* **TASK ITEM**: Print the full set of records below, character for character and picture-free.

* **ENTRIES PROVIDED**:
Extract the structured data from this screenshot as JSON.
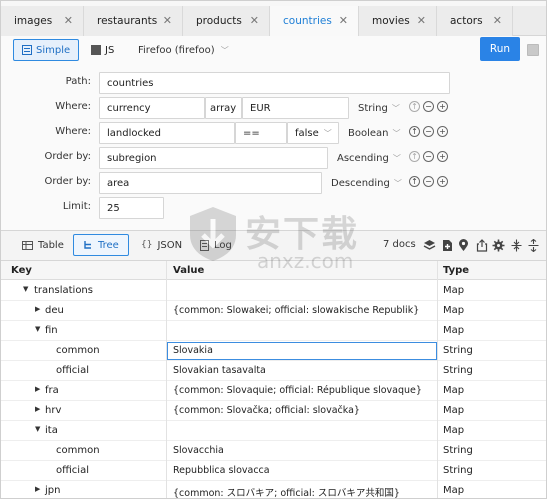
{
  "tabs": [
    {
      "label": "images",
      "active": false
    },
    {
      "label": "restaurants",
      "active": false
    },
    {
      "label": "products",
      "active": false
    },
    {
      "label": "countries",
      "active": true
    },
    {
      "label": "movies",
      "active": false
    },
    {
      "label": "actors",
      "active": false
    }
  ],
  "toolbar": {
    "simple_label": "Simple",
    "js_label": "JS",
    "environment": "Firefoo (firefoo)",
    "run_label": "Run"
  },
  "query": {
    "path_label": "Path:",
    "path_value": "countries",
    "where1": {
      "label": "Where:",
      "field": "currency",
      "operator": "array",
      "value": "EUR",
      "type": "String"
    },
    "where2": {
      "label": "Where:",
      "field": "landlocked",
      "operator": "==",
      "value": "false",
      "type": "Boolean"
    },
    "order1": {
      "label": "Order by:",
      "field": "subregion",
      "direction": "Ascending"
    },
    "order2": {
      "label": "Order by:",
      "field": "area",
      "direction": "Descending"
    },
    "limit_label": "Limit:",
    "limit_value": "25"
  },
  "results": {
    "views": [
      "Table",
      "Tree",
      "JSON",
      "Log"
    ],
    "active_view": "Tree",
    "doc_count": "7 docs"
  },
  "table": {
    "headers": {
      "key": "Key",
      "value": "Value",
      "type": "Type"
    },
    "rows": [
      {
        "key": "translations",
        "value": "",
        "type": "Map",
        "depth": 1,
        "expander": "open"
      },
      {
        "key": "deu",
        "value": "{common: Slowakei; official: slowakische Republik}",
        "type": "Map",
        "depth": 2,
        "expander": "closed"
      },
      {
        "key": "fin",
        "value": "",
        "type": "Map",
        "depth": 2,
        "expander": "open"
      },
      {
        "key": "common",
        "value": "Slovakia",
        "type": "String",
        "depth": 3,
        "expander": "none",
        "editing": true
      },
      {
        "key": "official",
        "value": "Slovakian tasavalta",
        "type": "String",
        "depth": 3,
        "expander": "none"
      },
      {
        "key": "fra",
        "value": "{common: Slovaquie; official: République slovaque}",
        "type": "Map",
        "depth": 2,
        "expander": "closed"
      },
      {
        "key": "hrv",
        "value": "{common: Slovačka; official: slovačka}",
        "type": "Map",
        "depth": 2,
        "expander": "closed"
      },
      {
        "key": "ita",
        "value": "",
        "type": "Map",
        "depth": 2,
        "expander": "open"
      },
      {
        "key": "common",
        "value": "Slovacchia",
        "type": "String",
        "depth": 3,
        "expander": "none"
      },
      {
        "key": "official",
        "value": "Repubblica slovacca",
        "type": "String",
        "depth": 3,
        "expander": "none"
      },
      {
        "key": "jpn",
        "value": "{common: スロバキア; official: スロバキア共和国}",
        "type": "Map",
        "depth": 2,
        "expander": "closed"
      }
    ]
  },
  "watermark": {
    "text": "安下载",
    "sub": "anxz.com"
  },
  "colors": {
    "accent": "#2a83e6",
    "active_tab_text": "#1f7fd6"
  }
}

* **EXERCISE SOLUTION**:
Extract the structured data from this screenshot as JSON.
{
  "tabs": [
    {
      "label": "images",
      "active": false
    },
    {
      "label": "restaurants",
      "active": false
    },
    {
      "label": "products",
      "active": false
    },
    {
      "label": "countries",
      "active": true
    },
    {
      "label": "movies",
      "active": false
    },
    {
      "label": "actors",
      "active": false
    }
  ],
  "toolbar": {
    "simple_label": "Simple",
    "js_label": "JS",
    "environment": "Firefoo (firefoo)",
    "run_label": "Run"
  },
  "query": {
    "path_label": "Path:",
    "path_value": "countries",
    "where1": {
      "label": "Where:",
      "field": "currency",
      "operator": "array",
      "value": "EUR",
      "type": "String"
    },
    "where2": {
      "label": "Where:",
      "field": "landlocked",
      "operator": "==",
      "value": "false",
      "type": "Boolean"
    },
    "order1": {
      "label": "Order by:",
      "field": "subregion",
      "direction": "Ascending"
    },
    "order2": {
      "label": "Order by:",
      "field": "area",
      "direction": "Descending"
    },
    "limit_label": "Limit:",
    "limit_value": "25"
  },
  "results": {
    "views": [
      "Table",
      "Tree",
      "JSON",
      "Log"
    ],
    "active_view": "Tree",
    "doc_count": "7 docs"
  },
  "table": {
    "headers": {
      "key": "Key",
      "value": "Value",
      "type": "Type"
    },
    "rows": [
      {
        "key": "translations",
        "value": "",
        "type": "Map",
        "depth": 1,
        "expander": "open"
      },
      {
        "key": "deu",
        "value": "{common: Slowakei; official: slowakische Republik}",
        "type": "Map",
        "depth": 2,
        "expander": "closed"
      },
      {
        "key": "fin",
        "value": "",
        "type": "Map",
        "depth": 2,
        "expander": "open"
      },
      {
        "key": "common",
        "value": "Slovakia",
        "type": "String",
        "depth": 3,
        "expander": "none",
        "editing": true
      },
      {
        "key": "official",
        "value": "Slovakian tasavalta",
        "type": "String",
        "depth": 3,
        "expander": "none"
      },
      {
        "key": "fra",
        "value": "{common: Slovaquie; official: République slovaque}",
        "type": "Map",
        "depth": 2,
        "expander": "closed"
      },
      {
        "key": "hrv",
        "value": "{common: Slovačka; official: slovačka}",
        "type": "Map",
        "depth": 2,
        "expander": "closed"
      },
      {
        "key": "ita",
        "value": "",
        "type": "Map",
        "depth": 2,
        "expander": "open"
      },
      {
        "key": "common",
        "value": "Slovacchia",
        "type": "String",
        "depth": 3,
        "expander": "none"
      },
      {
        "key": "official",
        "value": "Repubblica slovacca",
        "type": "String",
        "depth": 3,
        "expander": "none"
      },
      {
        "key": "jpn",
        "value": "{common: スロバキア; official: スロバキア共和国}",
        "type": "Map",
        "depth": 2,
        "expander": "closed"
      }
    ]
  },
  "watermark": {
    "text": "安下载",
    "sub": "anxz.com"
  },
  "colors": {
    "accent": "#2a83e6",
    "active_tab_text": "#1f7fd6"
  }
}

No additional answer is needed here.